    It could also help to bring foot traffic to the downtown if downtown Elgin is designated as a transit hub for people coming in from Chicago. The way shuttles work, people are bound to have time to kill, and they may just walk around a bit and shop at a downtown store. Maybe this is something DNA or the Elgin Chamber of Commerce can look into.

  2. RS says:

    It would be a nice service not just for people coming in by train from Chicago (or elsewhere) but would be nice for the greenies in Elgin who like to bike and use public transportation as much as possible, don’t you think?

    Really though it’s the Sears Centre that should be providing an ideally free shuttle service between downtown Elgin and the Sears Centre.

    Similarly, I wonder if the Sears corporation operates a shuttle service for its commuting employees…

  3. Common Sense Clarence Hayward says:

    I am on the Elgin transportation citizen sustainability committee addressing long range sustainability issues regarding transportation and mobility. One thought tossed out at our table is are there enough bus routes going from one city to another such as Carpentersville to Elgin etc. (someone they know needed to get from C’ville to an Elgin doctor)
    Also maybe there are not enough other bus routes, train routes, etc.
    We all agreed that the biggest impediment to transportation sustainability issues are lack of dollars and I suspect that the demand for more routes verses the profit or loss of providing them will rule them out as not viable but I could be wrong.
    Does anyone have any comments regarding public transportation issues in Elgin and surrounding towns.
    With the Randall Road corridor so predominant I wonder if gas will get high enough or our desire to contain our carbon footprint so strong that a convenient means of public transportation down all of Randall Road would be a worthy goal?
    I am a tight wad and so I just don’t want to spend money without getting solid quality of life results out of it.
    Regarding bike riding I don’t have positive feelings about the bike lane that was added on Walnut St.. I feel as if it will give bike riders a false sense of security using that lane and I pray it never happens but I am afraid someone on a bike is going to get hit riding in that lane.
    Someone once posted that they were a policeman and that it is legal to ride a bike on the sidewalk in Elgin. If so I feel overall that might be more safer to ride on the sidewalk and just dodge the few people walking.
    I do like bike paths that are separate from vehicle traffic and many times close to a nice slice of our natural world such as along the river.
    If someone could create a comfortable bike seat for my baby boomer butt and others they could possibly make a fortune if gasoline gets priced out of our means in the future.

    Any comments posters?

    • RS says:

      When I was a kid, I biked both on the sidewalk and the road, whichever seemed safer at the time. I used to bike down Bode Road to get to the library, and when that got too scary I took the alternative route that uses the dirt path through Lords Park.
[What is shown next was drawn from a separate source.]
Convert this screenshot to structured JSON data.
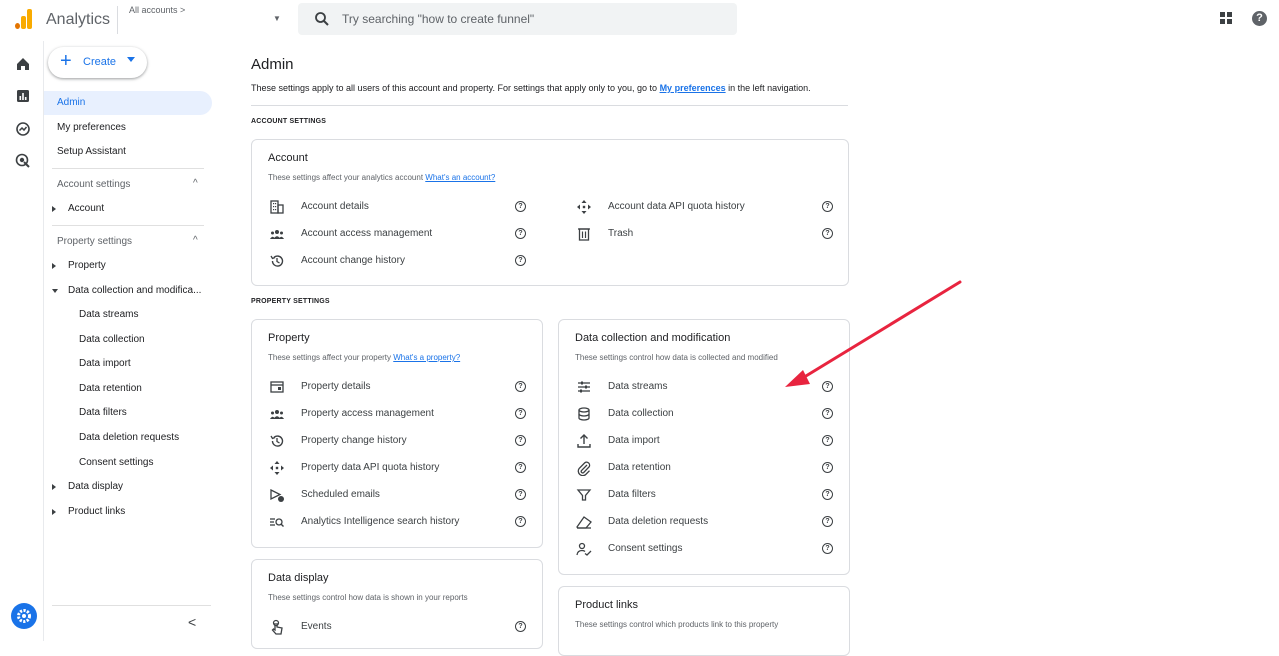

It would be nice if all the roads at least had shoulders to bike on…

      I also wish there was a way to bike into the Poplar Creek Forest Preserves (Cook County), rather than loading up your bike onto a car, driving there and then biking through the loop, which takes you to the edge of Elgin/Hoffman Estates anyway.

  4. Jessica says:
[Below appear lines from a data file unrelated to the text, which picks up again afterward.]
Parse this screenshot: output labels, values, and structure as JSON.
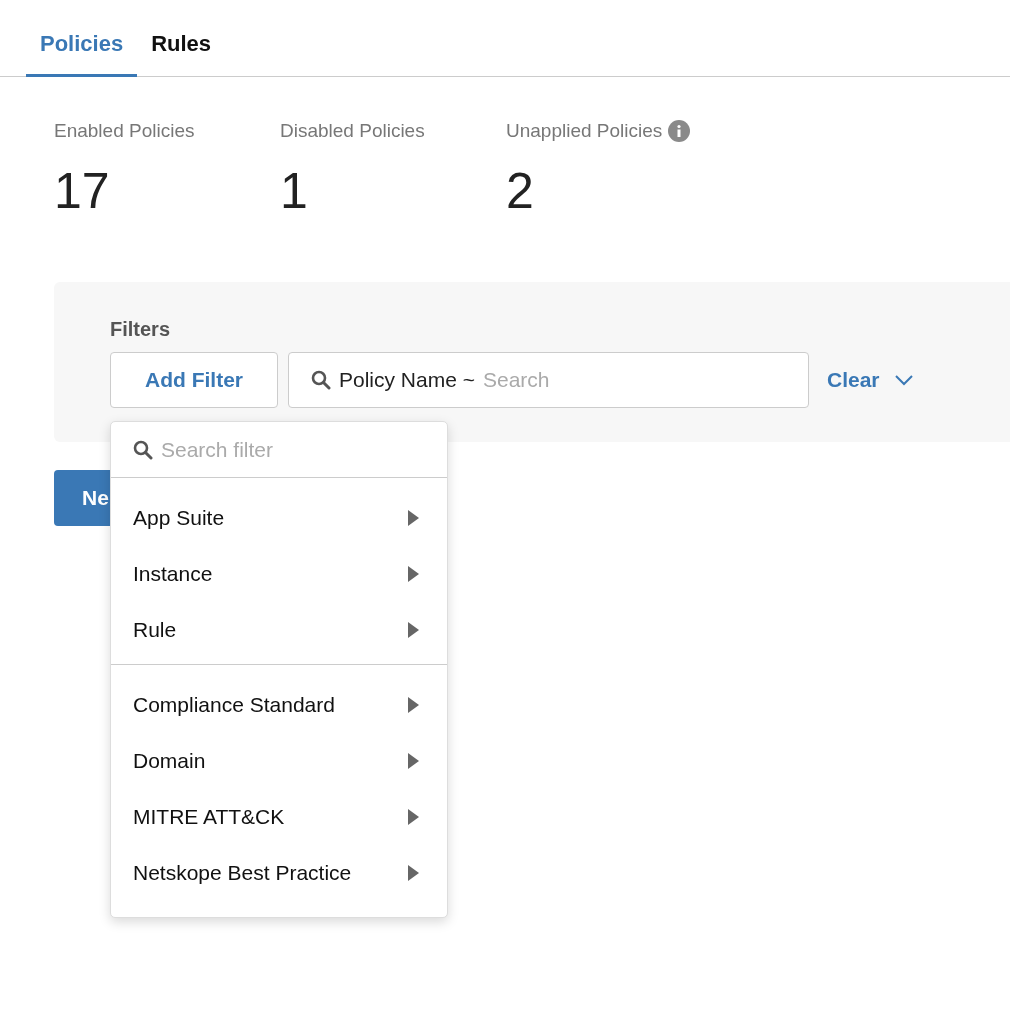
{
  "tabs": [
    {
      "label": "Policies",
      "selected": true
    },
    {
      "label": "Rules",
      "selected": false
    }
  ],
  "stats": [
    {
      "label": "Enabled Policies",
      "value": "17",
      "info": false
    },
    {
      "label": "Disabled Policies",
      "value": "1",
      "info": false
    },
    {
      "label": "Unapplied Policies",
      "value": "2",
      "info": true
    }
  ],
  "filters": {
    "title": "Filters",
    "add_button": "Add Filter",
    "search": {
      "field": "Policy Name ~",
      "placeholder": "Search"
    },
    "clear": "Clear"
  },
  "new_button": "Ne",
  "menu": {
    "placeholder": "Search filter",
    "groups": [
      [
        {
          "label": "App Suite"
        },
        {
          "label": "Instance"
        },
        {
          "label": "Rule"
        }
      ],
      [
        {
          "label": "Compliance Standard"
        },
        {
          "label": "Domain"
        },
        {
          "label": "MITRE ATT&CK"
        },
        {
          "label": "Netskope Best Practice"
        }
      ]
    ]
  }
}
    If you do a bit of research, you will find that in many cases riding a bike on a sidewalk or sidepath leads to more crashes and is less safe. This is true on roads with many drive-ways or intersections (such as Walnut).

    Most bike-car crashes occur at intersections. Motorists are more less likely to see bicyclists approaching intersections from sidewalks. Sidewalk riding could provide a stronger “false sense of security” than a bike lane. Riding on the sidewalks is also dangerous for pedestrians. I should know–I’ve had a cyclist crash into me before while I was walking. It hurt, knocked my friend to the ground, and could’ve killed my dog.